§ GOAL OF THE EXERCISE: Restate, word for word, every line of the data.

Records from a data collection:
-------------------------
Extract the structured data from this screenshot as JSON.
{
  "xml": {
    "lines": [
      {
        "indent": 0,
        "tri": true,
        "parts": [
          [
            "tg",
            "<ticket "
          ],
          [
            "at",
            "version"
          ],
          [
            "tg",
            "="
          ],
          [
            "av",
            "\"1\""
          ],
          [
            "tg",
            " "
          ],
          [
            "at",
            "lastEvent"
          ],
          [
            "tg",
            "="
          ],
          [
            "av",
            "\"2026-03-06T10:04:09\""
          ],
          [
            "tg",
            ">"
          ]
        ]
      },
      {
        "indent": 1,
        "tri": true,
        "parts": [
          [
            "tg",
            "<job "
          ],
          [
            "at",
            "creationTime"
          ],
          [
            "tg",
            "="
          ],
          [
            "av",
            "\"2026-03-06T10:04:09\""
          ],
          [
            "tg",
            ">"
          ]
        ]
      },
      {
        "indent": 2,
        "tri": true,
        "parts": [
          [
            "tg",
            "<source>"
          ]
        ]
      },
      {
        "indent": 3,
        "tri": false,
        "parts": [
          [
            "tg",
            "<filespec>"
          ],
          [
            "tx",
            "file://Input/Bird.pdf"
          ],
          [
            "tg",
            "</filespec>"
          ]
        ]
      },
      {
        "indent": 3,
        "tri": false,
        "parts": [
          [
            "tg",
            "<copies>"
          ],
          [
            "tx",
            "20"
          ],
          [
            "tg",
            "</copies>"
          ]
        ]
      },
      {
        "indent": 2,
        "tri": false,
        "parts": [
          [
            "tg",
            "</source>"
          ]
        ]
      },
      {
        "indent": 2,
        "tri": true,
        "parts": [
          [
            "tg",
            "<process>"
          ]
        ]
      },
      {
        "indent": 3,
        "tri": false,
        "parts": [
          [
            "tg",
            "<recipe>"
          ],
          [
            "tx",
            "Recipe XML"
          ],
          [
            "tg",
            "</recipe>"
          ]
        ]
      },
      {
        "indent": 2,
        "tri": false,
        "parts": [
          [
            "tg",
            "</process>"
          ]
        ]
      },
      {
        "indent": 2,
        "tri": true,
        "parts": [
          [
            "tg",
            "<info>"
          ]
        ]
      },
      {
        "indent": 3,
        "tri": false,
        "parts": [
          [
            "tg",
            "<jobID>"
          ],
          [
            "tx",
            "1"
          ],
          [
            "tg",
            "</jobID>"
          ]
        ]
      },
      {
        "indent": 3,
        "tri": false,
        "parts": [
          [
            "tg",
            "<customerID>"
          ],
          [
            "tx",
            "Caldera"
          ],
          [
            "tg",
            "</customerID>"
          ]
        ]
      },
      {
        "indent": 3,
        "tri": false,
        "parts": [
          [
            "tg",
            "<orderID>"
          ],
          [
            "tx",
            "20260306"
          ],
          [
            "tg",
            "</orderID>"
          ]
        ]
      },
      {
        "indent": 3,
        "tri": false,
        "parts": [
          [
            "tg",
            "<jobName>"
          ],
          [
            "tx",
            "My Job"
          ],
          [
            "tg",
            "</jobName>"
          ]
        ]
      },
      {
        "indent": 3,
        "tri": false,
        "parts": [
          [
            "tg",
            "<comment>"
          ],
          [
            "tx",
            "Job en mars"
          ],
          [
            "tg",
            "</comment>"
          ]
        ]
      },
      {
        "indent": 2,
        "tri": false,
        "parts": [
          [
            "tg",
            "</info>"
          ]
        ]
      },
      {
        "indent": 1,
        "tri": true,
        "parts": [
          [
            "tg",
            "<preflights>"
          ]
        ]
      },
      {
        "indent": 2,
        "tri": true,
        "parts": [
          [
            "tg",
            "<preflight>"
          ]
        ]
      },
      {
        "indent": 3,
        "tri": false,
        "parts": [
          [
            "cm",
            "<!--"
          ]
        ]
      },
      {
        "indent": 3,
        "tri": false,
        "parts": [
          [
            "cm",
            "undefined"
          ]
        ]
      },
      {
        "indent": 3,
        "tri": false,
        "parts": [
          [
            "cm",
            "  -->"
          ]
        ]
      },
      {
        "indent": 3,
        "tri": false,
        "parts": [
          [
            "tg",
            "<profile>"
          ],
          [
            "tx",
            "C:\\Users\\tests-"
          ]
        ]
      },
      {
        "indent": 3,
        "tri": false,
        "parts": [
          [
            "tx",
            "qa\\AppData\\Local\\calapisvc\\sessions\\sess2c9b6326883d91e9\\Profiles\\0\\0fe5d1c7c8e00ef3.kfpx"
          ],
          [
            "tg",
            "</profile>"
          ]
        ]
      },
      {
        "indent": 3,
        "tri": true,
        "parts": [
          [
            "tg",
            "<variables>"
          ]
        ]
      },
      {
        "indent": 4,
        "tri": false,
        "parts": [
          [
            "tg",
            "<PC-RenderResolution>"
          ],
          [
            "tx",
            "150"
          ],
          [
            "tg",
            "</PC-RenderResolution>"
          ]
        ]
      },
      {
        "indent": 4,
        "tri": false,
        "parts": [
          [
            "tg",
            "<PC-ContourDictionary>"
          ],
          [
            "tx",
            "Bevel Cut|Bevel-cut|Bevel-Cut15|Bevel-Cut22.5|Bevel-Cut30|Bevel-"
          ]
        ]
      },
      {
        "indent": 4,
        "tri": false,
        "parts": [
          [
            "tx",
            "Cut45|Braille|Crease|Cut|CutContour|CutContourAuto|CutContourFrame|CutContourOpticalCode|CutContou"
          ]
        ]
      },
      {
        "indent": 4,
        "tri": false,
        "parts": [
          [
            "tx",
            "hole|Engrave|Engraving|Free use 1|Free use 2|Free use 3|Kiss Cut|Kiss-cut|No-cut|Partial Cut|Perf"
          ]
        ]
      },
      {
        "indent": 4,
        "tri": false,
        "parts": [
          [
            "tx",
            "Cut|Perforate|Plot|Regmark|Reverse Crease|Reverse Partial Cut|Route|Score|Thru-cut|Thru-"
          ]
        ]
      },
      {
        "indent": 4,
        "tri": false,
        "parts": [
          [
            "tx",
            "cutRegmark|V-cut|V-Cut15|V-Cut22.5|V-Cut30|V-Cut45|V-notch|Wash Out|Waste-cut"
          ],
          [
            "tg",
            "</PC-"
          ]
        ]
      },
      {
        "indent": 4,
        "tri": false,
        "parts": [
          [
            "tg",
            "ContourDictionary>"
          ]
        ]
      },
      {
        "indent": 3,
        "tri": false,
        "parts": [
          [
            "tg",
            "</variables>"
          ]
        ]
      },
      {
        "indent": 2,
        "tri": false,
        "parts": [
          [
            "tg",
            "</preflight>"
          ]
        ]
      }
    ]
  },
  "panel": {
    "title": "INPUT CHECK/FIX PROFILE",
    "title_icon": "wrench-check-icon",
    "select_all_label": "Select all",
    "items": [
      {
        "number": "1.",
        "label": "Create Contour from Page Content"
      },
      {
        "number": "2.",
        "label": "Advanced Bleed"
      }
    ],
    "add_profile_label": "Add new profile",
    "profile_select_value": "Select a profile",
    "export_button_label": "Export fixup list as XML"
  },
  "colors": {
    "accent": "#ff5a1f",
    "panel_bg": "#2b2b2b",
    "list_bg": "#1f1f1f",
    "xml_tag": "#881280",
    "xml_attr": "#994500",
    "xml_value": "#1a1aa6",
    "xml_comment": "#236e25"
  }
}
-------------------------
§ ANSWER FOR THIS EXERCISE:
Extract the structured data from this screenshot as JSON.
{
  "xml": {
    "lines": [
      {
        "indent": 0,
        "tri": true,
        "parts": [
          [
            "tg",
            "<ticket "
          ],
          [
            "at",
            "version"
          ],
          [
            "tg",
            "="
          ],
          [
            "av",
            "\"1\""
          ],
          [
            "tg",
            " "
          ],
          [
            "at",
            "lastEvent"
          ],
          [
            "tg",
            "="
          ],
          [
            "av",
            "\"2026-03-06T10:04:09\""
          ],
          [
            "tg",
            ">"
          ]
        ]
      },
      {
        "indent": 1,
        "tri": true,
        "parts": [
          [
            "tg",
            "<job "
          ],
          [
            "at",
            "creationTime"
          ],
          [
            "tg",
            "="
          ],
          [
            "av",
            "\"2026-03-06T10:04:09\""
          ],
          [
            "tg",
            ">"
          ]
        ]
      },
      {
        "indent": 2,
        "tri": true,
        "parts": [
          [
            "tg",
            "<source>"
          ]
        ]
      },
      {
        "indent": 3,
        "tri": false,
        "parts": [
          [
            "tg",
            "<filespec>"
          ],
          [
            "tx",
            "file://Input/Bird.pdf"
          ],
          [
            "tg",
            "</filespec>"
          ]
        ]
      },
      {
        "indent": 3,
        "tri": false,
        "parts": [
          [
            "tg",
            "<copies>"
          ],
          [
            "tx",
            "20"
          ],
          [
            "tg",
            "</copies>"
          ]
        ]
      },
      {
        "indent": 2,
        "tri": false,
        "parts": [
          [
            "tg",
            "</source>"
          ]
        ]
      },
      {
        "indent": 2,
        "tri": true,
        "parts": [
          [
            "tg",
            "<process>"
          ]
        ]
      },
      {
        "indent": 3,
        "tri": false,
        "parts": [
          [
            "tg",
            "<recipe>"
          ],
          [
            "tx",
            "Recipe XML"
          ],
          [
            "tg",
            "</recipe>"
          ]
        ]
      },
      {
        "indent": 2,
        "tri": false,
        "parts": [
          [
            "tg",
            "</process>"
          ]
        ]
      },
      {
        "indent": 2,
        "tri": true,
        "parts": [
          [
            "tg",
            "<info>"
          ]
        ]
      },
      {
        "indent": 3,
        "tri": false,
        "parts": [
          [
            "tg",
            "<jobID>"
          ],
          [
            "tx",
            "1"
          ],
          [
            "tg",
            "</jobID>"
          ]
        ]
      },
      {
        "indent": 3,
        "tri": false,
        "parts": [
          [
            "tg",
            "<customerID>"
          ],
          [
            "tx",
            "Caldera"
          ],
          [
            "tg",
            "</customerID>"
          ]
        ]
      },
      {
        "indent": 3,
        "tri": false,
        "parts": [
          [
            "tg",
            "<orderID>"
          ],
          [
            "tx",
            "20260306"
          ],
          [
            "tg",
            "</orderID>"
          ]
        ]
      },
      {
        "indent": 3,
        "tri": false,
        "parts": [
          [
            "tg",
            "<jobName>"
          ],
          [
            "tx",
            "My Job"
          ],
          [
            "tg",
            "</jobName>"
          ]
        ]
      },
      {
        "indent": 3,
        "tri": false,
        "parts": [
          [
            "tg",
            "<comment>"
          ],
          [
            "tx",
            "Job en mars"
          ],
          [
            "tg",
            "</comment>"
          ]
        ]
      },
      {
        "indent": 2,
        "tri": false,
        "parts": [
          [
            "tg",
            "</info>"
          ]
        ]
      },
      {
        "indent": 1,
        "tri": true,
        "parts": [
          [
            "tg",
            "<preflights>"
          ]
        ]
      },
      {
        "indent": 2,
        "tri": true,
        "parts": [
          [
            "tg",
            "<preflight>"
          ]
        ]
      },
      {
        "indent": 3,
        "tri": false,
        "parts": [
          [
            "cm",
            "<!--"
          ]
        ]
      },
      {
        "indent": 3,
        "tri": false,
        "parts": [
          [
            "cm",
            "undefined"
          ]
        ]
      },
      {
        "indent": 3,
        "tri": false,
        "parts": [
          [
            "cm",
            "  -->"
          ]
        ]
      },
      {
        "indent": 3,
        "tri": false,
        "parts": [
          [
            "tg",
            "<profile>"
          ],
          [
            "tx",
            "C:\\Users\\tests-"
          ]
        ]
      },
      {
        "indent": 3,
        "tri": false,
        "parts": [
          [
            "tx",
            "qa\\AppData\\Local\\calapisvc\\sessions\\sess2c9b6326883d91e9\\Profiles\\0\\0fe5d1c7c8e00ef3.kfpx"
          ],
          [
            "tg",
            "</profile>"
          ]
        ]
      },
      {
        "indent": 3,
        "tri": true,
        "parts": [
          [
            "tg",
            "<variables>"
          ]
        ]
      },
      {
        "indent": 4,
        "tri": false,
        "parts": [
          [
            "tg",
            "<PC-RenderResolution>"
          ],
          [
            "tx",
            "150"
          ],
          [
            "tg",
            "</PC-RenderResolution>"
          ]
        ]
      },
      {
        "indent": 4,
        "tri": false,
        "parts": [
          [
            "tg",
            "<PC-ContourDictionary>"
          ],
          [
            "tx",
            "Bevel Cut|Bevel-cut|Bevel-Cut15|Bevel-Cut22.5|Bevel-Cut30|Bevel-"
          ]
        ]
      },
      {
        "indent": 4,
        "tri": false,
        "parts": [
          [
            "tx",
            "Cut45|Braille|Crease|Cut|CutContour|CutContourAuto|CutContourFrame|CutContourOpticalCode|CutContou"
          ]
        ]
      },
      {
        "indent": 4,
        "tri": false,
        "parts": [
          [
            "tx",
            "hole|Engrave|Engraving|Free use 1|Free use 2|Free use 3|Kiss Cut|Kiss-cut|No-cut|Partial Cut|Perf"
          ]
        ]
      },
      {
        "indent": 4,
        "tri": false,
        "parts": [
          [
            "tx",
            "Cut|Perforate|Plot|Regmark|Reverse Crease|Reverse Partial Cut|Route|Score|Thru-cut|Thru-"
          ]
        ]
      },
      {
        "indent": 4,
        "tri": false,
        "parts": [
          [
            "tx",
            "cutRegmark|V-cut|V-Cut15|V-Cut22.5|V-Cut30|V-Cut45|V-notch|Wash Out|Waste-cut"
          ],
          [
            "tg",
            "</PC-"
          ]
        ]
      },
      {
        "indent": 4,
        "tri": false,
        "parts": [
          [
            "tg",
            "ContourDictionary>"
          ]
        ]
      },
      {
        "indent": 3,
        "tri": false,
        "parts": [
          [
            "tg",
            "</variables>"
          ]
        ]
      },
      {
        "indent": 2,
        "tri": false,
        "parts": [
          [
            "tg",
            "</preflight>"
          ]
        ]
      }
    ]
  },
  "panel": {
    "title": "INPUT CHECK/FIX PROFILE",
    "title_icon": "wrench-check-icon",
    "select_all_label": "Select all",
    "items": [
      {
        "number": "1.",
        "label": "Create Contour from Page Content"
      },
      {
        "number": "2.",
        "label": "Advanced Bleed"
      }
    ],
    "add_profile_label": "Add new profile",
    "profile_select_value": "Select a profile",
    "export_button_label": "Export fixup list as XML"
  },
  "colors": {
    "accent": "#ff5a1f",
    "panel_bg": "#2b2b2b",
    "list_bg": "#1f1f1f",
    "xml_tag": "#881280",
    "xml_attr": "#994500",
    "xml_value": "#1a1aa6",
    "xml_comment": "#236e25"
  }
}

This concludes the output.